#### [Task to complete]
Collect all lines from the records below that include the word "Ändra".

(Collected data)
++++++

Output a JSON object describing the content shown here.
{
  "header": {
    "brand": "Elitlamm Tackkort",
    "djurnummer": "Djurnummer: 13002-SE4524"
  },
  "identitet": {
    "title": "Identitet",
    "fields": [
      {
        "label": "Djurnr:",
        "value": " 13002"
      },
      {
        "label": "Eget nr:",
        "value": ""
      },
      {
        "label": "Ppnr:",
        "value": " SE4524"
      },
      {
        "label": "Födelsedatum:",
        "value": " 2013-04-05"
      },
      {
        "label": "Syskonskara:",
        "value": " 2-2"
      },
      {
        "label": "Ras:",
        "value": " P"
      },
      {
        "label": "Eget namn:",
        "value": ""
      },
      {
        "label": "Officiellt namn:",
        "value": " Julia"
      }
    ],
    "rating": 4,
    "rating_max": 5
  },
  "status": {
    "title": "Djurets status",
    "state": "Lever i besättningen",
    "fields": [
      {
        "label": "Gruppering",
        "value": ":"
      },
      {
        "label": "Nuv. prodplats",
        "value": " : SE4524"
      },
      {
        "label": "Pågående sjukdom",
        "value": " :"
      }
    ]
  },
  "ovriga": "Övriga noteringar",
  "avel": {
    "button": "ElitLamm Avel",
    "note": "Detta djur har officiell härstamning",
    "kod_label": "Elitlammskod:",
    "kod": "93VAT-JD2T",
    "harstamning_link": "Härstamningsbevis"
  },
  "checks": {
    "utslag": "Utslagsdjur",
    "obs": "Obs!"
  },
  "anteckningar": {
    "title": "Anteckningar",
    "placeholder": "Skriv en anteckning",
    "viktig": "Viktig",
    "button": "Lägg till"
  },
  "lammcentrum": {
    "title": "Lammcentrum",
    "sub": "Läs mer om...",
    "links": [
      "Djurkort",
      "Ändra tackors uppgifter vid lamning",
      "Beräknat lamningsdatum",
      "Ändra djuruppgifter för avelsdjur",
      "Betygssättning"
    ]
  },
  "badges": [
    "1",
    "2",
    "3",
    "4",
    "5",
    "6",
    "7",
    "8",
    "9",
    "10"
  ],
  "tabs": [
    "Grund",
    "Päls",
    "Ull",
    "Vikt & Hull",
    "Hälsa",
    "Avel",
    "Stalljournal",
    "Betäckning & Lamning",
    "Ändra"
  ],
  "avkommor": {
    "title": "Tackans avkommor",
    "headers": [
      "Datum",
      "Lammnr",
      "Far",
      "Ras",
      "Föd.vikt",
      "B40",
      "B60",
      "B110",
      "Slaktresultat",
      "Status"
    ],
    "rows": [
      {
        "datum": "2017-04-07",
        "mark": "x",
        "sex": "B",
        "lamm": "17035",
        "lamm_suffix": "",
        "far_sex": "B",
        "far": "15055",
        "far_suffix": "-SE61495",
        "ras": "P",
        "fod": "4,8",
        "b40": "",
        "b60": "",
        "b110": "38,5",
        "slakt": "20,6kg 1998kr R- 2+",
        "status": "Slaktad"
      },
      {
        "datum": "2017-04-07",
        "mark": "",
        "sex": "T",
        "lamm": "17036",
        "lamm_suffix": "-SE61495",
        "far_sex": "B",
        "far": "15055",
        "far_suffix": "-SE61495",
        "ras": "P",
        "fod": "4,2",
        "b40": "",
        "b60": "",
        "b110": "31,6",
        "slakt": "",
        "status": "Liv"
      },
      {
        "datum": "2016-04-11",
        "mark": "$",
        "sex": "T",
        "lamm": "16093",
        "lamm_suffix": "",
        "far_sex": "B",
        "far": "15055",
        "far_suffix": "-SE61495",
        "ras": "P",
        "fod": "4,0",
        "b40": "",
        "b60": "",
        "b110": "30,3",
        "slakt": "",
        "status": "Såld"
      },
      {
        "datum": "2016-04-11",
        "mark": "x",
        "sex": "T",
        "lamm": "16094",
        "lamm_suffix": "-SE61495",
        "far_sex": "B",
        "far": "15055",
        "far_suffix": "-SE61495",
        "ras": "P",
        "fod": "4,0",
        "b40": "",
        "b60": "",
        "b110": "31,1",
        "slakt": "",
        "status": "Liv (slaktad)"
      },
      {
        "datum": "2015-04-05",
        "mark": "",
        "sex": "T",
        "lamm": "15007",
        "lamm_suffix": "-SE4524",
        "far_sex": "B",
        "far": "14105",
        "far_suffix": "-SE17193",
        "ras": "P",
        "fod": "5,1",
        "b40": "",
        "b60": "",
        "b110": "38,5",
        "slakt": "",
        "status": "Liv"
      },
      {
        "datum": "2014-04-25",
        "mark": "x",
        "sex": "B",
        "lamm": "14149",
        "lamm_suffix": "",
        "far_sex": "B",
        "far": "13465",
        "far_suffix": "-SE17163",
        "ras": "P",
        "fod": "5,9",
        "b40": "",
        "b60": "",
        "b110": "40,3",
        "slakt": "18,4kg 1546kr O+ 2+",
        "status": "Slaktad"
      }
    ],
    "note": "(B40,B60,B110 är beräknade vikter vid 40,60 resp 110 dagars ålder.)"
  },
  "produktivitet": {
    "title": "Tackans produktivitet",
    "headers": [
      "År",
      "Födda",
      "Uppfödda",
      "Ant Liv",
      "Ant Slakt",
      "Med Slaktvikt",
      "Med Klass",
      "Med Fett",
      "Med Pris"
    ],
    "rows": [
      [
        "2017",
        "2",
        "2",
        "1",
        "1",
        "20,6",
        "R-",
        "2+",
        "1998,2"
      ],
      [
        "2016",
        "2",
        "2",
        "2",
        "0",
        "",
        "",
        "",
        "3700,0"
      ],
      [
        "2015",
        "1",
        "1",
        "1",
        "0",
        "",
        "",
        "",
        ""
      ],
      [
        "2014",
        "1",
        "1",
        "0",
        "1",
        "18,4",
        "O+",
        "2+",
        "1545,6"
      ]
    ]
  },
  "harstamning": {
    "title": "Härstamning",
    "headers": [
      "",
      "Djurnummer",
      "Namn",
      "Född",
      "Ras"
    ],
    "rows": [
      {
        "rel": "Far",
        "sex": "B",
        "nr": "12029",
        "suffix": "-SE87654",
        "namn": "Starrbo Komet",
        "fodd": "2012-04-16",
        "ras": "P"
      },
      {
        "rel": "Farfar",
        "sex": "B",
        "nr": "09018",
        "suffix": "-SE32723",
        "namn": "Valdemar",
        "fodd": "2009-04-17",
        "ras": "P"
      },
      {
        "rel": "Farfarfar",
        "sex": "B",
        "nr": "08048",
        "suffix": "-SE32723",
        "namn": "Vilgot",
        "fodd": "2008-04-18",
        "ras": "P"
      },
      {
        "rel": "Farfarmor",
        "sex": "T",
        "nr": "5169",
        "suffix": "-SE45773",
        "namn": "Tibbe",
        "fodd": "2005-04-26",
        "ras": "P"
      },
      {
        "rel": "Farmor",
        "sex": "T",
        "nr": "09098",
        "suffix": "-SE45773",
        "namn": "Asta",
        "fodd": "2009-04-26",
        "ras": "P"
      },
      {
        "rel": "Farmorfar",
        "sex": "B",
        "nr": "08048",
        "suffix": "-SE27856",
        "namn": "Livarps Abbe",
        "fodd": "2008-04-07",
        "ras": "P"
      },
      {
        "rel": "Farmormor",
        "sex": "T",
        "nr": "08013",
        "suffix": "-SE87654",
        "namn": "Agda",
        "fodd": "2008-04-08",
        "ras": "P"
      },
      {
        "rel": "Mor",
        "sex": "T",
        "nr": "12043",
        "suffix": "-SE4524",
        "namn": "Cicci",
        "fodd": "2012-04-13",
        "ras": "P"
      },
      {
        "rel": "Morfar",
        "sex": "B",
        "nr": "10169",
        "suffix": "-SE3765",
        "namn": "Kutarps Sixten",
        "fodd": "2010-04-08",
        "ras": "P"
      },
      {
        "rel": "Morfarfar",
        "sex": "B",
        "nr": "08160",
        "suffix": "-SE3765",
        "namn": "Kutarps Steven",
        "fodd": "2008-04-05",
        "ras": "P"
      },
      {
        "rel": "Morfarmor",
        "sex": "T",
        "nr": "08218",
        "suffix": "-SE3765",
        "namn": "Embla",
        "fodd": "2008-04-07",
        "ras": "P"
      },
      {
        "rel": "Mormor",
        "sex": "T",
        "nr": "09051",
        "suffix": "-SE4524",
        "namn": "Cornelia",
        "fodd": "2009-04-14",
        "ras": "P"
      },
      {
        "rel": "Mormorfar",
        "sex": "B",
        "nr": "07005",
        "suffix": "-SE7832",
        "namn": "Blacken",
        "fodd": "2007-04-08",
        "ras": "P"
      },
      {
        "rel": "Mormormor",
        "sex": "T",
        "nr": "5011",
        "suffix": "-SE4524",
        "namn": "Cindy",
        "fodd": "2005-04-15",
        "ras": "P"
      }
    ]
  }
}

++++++

#### [Result of this exercise]
      "Ändra tackors uppgifter vid lamning",
      "Ändra djuruppgifter för avelsdjur",
    "Ändra"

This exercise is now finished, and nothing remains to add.